*TO DO*
A single number is the answer: how many lines of the data hold "content"?

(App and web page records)
• • • • •
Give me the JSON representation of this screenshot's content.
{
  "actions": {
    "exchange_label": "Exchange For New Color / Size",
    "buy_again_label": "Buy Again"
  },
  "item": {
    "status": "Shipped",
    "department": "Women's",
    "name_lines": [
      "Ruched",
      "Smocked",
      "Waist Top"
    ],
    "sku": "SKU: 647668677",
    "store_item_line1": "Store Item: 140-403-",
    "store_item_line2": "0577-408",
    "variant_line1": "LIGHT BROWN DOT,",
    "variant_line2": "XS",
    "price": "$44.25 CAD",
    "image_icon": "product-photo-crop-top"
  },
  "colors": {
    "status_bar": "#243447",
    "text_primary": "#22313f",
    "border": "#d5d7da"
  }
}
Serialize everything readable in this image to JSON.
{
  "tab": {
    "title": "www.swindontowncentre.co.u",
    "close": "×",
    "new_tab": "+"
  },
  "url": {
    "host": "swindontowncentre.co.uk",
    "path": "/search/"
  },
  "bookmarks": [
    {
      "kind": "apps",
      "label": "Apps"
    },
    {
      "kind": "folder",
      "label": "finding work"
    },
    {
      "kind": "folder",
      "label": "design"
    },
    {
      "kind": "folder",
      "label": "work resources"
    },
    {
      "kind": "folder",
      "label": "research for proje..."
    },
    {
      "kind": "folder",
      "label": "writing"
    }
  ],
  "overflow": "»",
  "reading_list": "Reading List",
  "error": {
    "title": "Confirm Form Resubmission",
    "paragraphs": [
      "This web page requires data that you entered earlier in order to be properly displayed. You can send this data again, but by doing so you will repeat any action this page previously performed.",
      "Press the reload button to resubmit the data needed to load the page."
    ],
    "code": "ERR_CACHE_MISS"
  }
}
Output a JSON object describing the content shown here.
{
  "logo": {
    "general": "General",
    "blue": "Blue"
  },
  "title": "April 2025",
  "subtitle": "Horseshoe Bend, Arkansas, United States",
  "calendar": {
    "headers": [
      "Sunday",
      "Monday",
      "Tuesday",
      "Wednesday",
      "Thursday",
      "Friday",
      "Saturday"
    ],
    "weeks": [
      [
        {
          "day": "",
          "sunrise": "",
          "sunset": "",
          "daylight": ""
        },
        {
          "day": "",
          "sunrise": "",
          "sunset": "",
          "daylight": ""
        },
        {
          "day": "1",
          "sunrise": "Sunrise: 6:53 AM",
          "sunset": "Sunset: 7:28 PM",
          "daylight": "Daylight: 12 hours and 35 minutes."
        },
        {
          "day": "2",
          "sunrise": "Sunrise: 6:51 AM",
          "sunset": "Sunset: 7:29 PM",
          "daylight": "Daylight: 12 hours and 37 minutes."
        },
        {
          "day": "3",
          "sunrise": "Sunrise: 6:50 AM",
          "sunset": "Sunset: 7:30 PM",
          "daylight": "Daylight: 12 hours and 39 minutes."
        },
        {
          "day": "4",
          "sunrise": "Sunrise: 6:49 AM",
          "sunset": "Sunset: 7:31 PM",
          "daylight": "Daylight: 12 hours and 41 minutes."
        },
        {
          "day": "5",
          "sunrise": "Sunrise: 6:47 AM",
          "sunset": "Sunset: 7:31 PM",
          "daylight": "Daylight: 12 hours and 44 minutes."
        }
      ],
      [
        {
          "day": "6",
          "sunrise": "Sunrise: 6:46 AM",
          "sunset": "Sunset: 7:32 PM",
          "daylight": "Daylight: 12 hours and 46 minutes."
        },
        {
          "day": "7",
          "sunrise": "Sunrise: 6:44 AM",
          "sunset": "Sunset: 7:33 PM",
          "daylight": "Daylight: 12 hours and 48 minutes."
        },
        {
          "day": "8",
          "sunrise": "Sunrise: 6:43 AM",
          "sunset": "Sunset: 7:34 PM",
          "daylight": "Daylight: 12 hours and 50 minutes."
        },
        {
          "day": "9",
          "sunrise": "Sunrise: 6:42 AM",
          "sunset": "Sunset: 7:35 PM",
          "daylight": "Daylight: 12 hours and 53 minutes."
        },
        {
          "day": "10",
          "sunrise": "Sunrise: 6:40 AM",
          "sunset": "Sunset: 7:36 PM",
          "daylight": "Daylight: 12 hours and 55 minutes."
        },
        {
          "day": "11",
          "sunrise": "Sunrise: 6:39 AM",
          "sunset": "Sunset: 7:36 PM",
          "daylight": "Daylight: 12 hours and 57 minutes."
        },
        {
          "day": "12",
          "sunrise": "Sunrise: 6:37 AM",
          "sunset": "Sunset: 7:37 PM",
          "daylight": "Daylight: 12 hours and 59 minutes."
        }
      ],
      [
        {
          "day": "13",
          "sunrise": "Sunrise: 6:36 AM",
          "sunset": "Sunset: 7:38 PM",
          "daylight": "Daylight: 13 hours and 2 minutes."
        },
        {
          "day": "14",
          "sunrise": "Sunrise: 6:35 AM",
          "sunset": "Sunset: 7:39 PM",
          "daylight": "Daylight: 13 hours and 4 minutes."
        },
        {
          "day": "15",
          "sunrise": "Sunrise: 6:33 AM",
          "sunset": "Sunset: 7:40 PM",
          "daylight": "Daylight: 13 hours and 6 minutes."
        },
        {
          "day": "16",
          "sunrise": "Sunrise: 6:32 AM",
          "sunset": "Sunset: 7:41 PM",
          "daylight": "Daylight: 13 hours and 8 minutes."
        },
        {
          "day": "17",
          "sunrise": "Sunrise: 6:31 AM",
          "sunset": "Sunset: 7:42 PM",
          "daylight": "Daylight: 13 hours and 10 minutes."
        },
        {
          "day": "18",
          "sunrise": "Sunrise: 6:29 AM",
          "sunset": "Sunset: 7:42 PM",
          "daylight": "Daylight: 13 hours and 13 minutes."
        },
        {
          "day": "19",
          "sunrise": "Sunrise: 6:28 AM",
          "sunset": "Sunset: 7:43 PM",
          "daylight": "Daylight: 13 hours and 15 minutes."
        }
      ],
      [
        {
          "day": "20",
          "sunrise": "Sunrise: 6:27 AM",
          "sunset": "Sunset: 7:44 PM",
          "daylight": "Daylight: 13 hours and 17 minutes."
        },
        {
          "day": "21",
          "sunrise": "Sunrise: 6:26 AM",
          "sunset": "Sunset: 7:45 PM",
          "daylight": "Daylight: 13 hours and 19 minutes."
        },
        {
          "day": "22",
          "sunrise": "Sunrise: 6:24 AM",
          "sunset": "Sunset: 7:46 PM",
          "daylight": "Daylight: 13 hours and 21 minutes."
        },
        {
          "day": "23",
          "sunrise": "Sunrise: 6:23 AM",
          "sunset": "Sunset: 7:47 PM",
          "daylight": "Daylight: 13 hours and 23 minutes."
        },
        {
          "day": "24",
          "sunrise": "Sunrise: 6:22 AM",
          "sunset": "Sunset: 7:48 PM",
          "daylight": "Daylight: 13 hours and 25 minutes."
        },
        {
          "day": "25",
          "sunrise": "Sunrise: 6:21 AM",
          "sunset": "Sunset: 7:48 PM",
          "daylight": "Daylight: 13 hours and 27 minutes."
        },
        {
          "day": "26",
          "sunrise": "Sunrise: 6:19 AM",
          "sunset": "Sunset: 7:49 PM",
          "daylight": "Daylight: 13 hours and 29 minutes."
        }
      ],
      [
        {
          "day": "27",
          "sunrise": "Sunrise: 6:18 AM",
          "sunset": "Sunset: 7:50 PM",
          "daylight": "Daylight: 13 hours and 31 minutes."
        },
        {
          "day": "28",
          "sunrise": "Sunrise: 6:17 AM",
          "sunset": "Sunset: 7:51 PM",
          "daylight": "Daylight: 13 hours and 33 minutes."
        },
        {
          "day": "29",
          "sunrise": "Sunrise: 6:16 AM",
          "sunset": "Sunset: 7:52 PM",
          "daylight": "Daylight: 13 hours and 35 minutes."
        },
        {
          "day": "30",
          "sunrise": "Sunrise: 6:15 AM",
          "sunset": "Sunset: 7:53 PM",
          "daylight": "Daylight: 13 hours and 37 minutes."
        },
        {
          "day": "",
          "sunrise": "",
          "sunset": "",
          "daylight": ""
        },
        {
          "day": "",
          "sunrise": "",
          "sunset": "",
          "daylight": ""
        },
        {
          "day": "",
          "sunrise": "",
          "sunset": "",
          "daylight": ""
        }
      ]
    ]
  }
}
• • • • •
*YOUR SOLUTION*
2